— The problem —
Write out the listing below again, precisely as it is given.

— Data for the task —

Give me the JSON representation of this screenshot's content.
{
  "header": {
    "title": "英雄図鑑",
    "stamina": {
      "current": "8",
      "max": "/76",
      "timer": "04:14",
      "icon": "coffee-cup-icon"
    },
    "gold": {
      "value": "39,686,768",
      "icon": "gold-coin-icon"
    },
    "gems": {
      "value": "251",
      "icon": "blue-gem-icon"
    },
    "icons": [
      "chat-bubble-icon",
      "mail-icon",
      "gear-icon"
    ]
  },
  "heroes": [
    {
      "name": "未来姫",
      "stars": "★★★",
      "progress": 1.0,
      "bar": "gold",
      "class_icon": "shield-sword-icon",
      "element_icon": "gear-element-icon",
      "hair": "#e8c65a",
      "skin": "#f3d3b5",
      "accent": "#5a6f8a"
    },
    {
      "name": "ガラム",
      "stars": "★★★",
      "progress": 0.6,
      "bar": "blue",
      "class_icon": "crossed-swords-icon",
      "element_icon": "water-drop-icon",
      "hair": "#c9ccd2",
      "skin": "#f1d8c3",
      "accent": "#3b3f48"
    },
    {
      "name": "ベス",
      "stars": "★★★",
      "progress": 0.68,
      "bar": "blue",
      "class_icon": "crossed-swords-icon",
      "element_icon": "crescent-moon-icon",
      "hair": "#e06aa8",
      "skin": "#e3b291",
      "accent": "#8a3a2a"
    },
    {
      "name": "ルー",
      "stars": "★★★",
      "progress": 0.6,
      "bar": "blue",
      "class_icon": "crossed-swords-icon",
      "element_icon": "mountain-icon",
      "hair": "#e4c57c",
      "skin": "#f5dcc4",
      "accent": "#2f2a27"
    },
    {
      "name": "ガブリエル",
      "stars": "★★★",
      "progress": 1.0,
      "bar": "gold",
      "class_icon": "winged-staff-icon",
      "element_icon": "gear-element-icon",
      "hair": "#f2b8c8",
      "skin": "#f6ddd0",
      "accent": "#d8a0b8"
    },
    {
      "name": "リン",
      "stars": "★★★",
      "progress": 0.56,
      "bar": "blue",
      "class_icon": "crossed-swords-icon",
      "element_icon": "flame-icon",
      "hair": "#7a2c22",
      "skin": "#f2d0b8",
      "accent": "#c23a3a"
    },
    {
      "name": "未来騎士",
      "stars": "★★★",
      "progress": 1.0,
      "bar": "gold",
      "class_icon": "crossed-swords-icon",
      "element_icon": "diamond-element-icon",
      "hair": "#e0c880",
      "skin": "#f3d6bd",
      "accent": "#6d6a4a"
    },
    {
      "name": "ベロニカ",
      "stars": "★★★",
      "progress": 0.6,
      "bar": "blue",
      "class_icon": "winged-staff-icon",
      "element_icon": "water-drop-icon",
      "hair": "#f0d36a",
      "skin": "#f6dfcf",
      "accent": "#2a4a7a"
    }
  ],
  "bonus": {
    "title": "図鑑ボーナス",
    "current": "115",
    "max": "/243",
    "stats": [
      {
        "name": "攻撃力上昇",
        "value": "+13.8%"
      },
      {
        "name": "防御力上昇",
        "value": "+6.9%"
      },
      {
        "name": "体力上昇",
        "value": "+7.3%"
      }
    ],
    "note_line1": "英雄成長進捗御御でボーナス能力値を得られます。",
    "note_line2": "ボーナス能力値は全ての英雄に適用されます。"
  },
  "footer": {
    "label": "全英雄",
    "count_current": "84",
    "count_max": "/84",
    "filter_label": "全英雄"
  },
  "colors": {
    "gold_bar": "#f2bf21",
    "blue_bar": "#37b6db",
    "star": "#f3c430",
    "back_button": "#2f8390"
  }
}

— Written response —
Give me the JSON representation of this screenshot's content.
{
  "header": {
    "title": "英雄図鑑",
    "stamina": {
      "current": "8",
      "max": "/76",
      "timer": "04:14",
      "icon": "coffee-cup-icon"
    },
    "gold": {
      "value": "39,686,768",
      "icon": "gold-coin-icon"
    },
    "gems": {
      "value": "251",
      "icon": "blue-gem-icon"
    },
    "icons": [
      "chat-bubble-icon",
      "mail-icon",
      "gear-icon"
    ]
  },
  "heroes": [
    {
      "name": "未来姫",
      "stars": "★★★",
      "progress": 1.0,
      "bar": "gold",
      "class_icon": "shield-sword-icon",
      "element_icon": "gear-element-icon",
      "hair": "#e8c65a",
      "skin": "#f3d3b5",
      "accent": "#5a6f8a"
    },
    {
      "name": "ガラム",
      "stars": "★★★",
      "progress": 0.6,
      "bar": "blue",
      "class_icon": "crossed-swords-icon",
      "element_icon": "water-drop-icon",
      "hair": "#c9ccd2",
      "skin": "#f1d8c3",
      "accent": "#3b3f48"
    },
    {
      "name": "ベス",
      "stars": "★★★",
      "progress": 0.68,
      "bar": "blue",
      "class_icon": "crossed-swords-icon",
      "element_icon": "crescent-moon-icon",
      "hair": "#e06aa8",
      "skin": "#e3b291",
      "accent": "#8a3a2a"
    },
    {
      "name": "ルー",
      "stars": "★★★",
      "progress": 0.6,
      "bar": "blue",
      "class_icon": "crossed-swords-icon",
      "element_icon": "mountain-icon",
      "hair": "#e4c57c",
      "skin": "#f5dcc4",
      "accent": "#2f2a27"
    },
    {
      "name": "ガブリエル",
      "stars": "★★★",
      "progress": 1.0,
      "bar": "gold",
      "class_icon": "winged-staff-icon",
      "element_icon": "gear-element-icon",
      "hair": "#f2b8c8",
      "skin": "#f6ddd0",
      "accent": "#d8a0b8"
    },
    {
      "name": "リン",
      "stars": "★★★",
      "progress": 0.56,
      "bar": "blue",
      "class_icon": "crossed-swords-icon",
      "element_icon": "flame-icon",
      "hair": "#7a2c22",
      "skin": "#f2d0b8",
      "accent": "#c23a3a"
    },
    {
      "name": "未来騎士",
      "stars": "★★★",
      "progress": 1.0,
      "bar": "gold",
      "class_icon": "crossed-swords-icon",
      "element_icon": "diamond-element-icon",
      "hair": "#e0c880",
      "skin": "#f3d6bd",
      "accent": "#6d6a4a"
    },
    {
      "name": "ベロニカ",
      "stars": "★★★",
      "progress": 0.6,
      "bar": "blue",
      "class_icon": "winged-staff-icon",
      "element_icon": "water-drop-icon",
      "hair": "#f0d36a",
      "skin": "#f6dfcf",
      "accent": "#2a4a7a"
    }
  ],
  "bonus": {
    "title": "図鑑ボーナス",
    "current": "115",
    "max": "/243",
    "stats": [
      {
        "name": "攻撃力上昇",
        "value": "+13.8%"
      },
      {
        "name": "防御力上昇",
        "value": "+6.9%"
      },
      {
        "name": "体力上昇",
        "value": "+7.3%"
      }
    ],
    "note_line1": "英雄成長進捗御御でボーナス能力値を得られます。",
    "note_line2": "ボーナス能力値は全ての英雄に適用されます。"
  },
  "footer": {
    "label": "全英雄",
    "count_current": "84",
    "count_max": "/84",
    "filter_label": "全英雄"
  },
  "colors": {
    "gold_bar": "#f2bf21",
    "blue_bar": "#37b6db",
    "star": "#f3c430",
    "back_button": "#2f8390"
  }
}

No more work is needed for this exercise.